Lemons


It's that time of year again when we are in lemon harvesting mode. Lemons provide so much that is beneficial and useful. The zest is wonderful in cooking and baking.... the juice itself has multiples uses.... and some time ago I learnt how lemon powder can be prepared and how useful it is also!

It was been quite a production line, as the children and I each took up a role, as part of harvesting and preparing the fruit gathered from our two lemon trees. Washing and drying each lemon.... carefully zesting the skins.... halving and then juicing them with the aid of the electric citrus juicer (what a great kitchen tool this has proven to be!).... we all took turns at doing each step of the process and the skills involved were shared and learnt.

The children enjoyed taking part in this harvesting activity. They have been learning the past few days some other hands-on gardening skills also.

Before any leaf blossom is evident, we have been taking time to cut back some of the additional new branches and shoots that would make accessing fruit, etc rather difficult at a later point. This has been an opportunity for skills to be taught and learnt also.

Usually I would have done all the pruning much earlier in the winter, but sadly ill health has up until very recently prevented me. So we are endeavouring as a family team to now get the garden back on track, as quickly as we can before Spring is upon us.. A number of the trees have been in serious need of a bit of a spruce up and tidy up pruning-wise, and will be much healthier and fruitful eventually, once this is all completed.

In order to get some good guidance about pruning, we watched a Youtube Video, in which Paul Gautschi shares his tips for pruning trees ( I will share the link to Pruning With Paul Part 1 - Back to Eden Garden here). This video series are very informative, and one which I would highly recommend watching. Both the children and I learnt a great deal from Paul's teaching about pruning trees.

We have learnt so much as a family from watching the various Back to Eden Gardening Method videos on Youtube, including this one about pruning. We have gone on since as a household to take on many of the principles of the Back to Eden Gardening Method, when it comes to gardening and pruning our own spray-free backyard garden.

We have yet to determine how best to prune our rambling grapevine, so that will have to be next on the list of things to research online!

In the meantime, we are pleased with the progress that is steadily being made, and look forward to sorting out soon what seeds we will start sowing for Spring. It will be wonderful to be back even more and more outdoors, out in our backyard garden, over the coming months. Yay!

A Helpful Tip For Protecting Your Valuables

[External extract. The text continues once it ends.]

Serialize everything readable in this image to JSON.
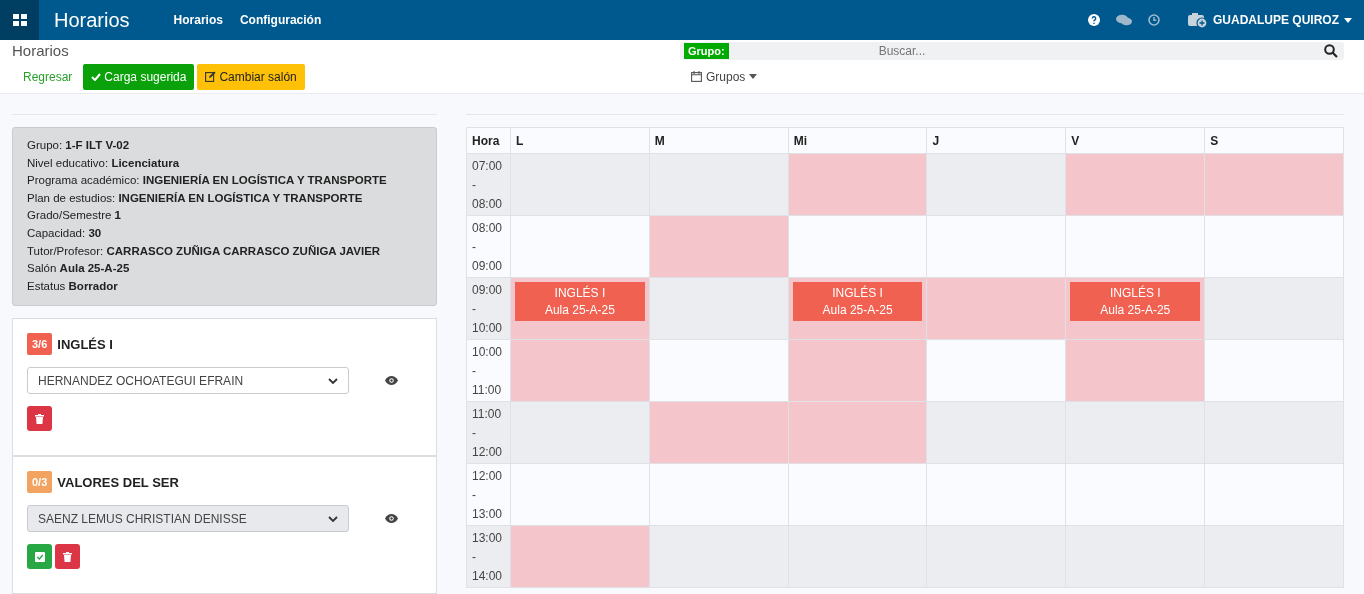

Do you live in New Zealand and have valuables & assets you wish to protect? Anyone can choose to be proactive when it comes to their property. If you take time to record your valuables and their serial numbers, etc, there is a greater chance they will be returned to you, should they ever be lost or stolen.
A particular helpful tip I was told recently by a Neighbourhood Support Co-ordinator, was to take the time to engrave your valuables or trade tools with your Driver's Licence serial number. What a great idea! Here in New Zealand there is the option of safeguarding your property by using SNAP (Serial Number Action Partnership).
SNAP is a simple way for everyday New Zealanders to protect their important possessions.The purpose of SNAP is to prevent burglary, property offending and the trade of stolen property in New Zealand. SNAP encourages you to record the serial numbers of your important possessions or assets on the SNAP.org.nz website.
SNAP allows you to have a list ready at hand, to hand on to Police or your insurance company should you need to do so, some time in the future. SNAP is 100% FREE. How fantastic is that! It is secure and only you can access your asset list.
Take time to be proactive and protect your assets and property. It is worth it, Friends. Check out the SNAP website at www.snap.org.nz .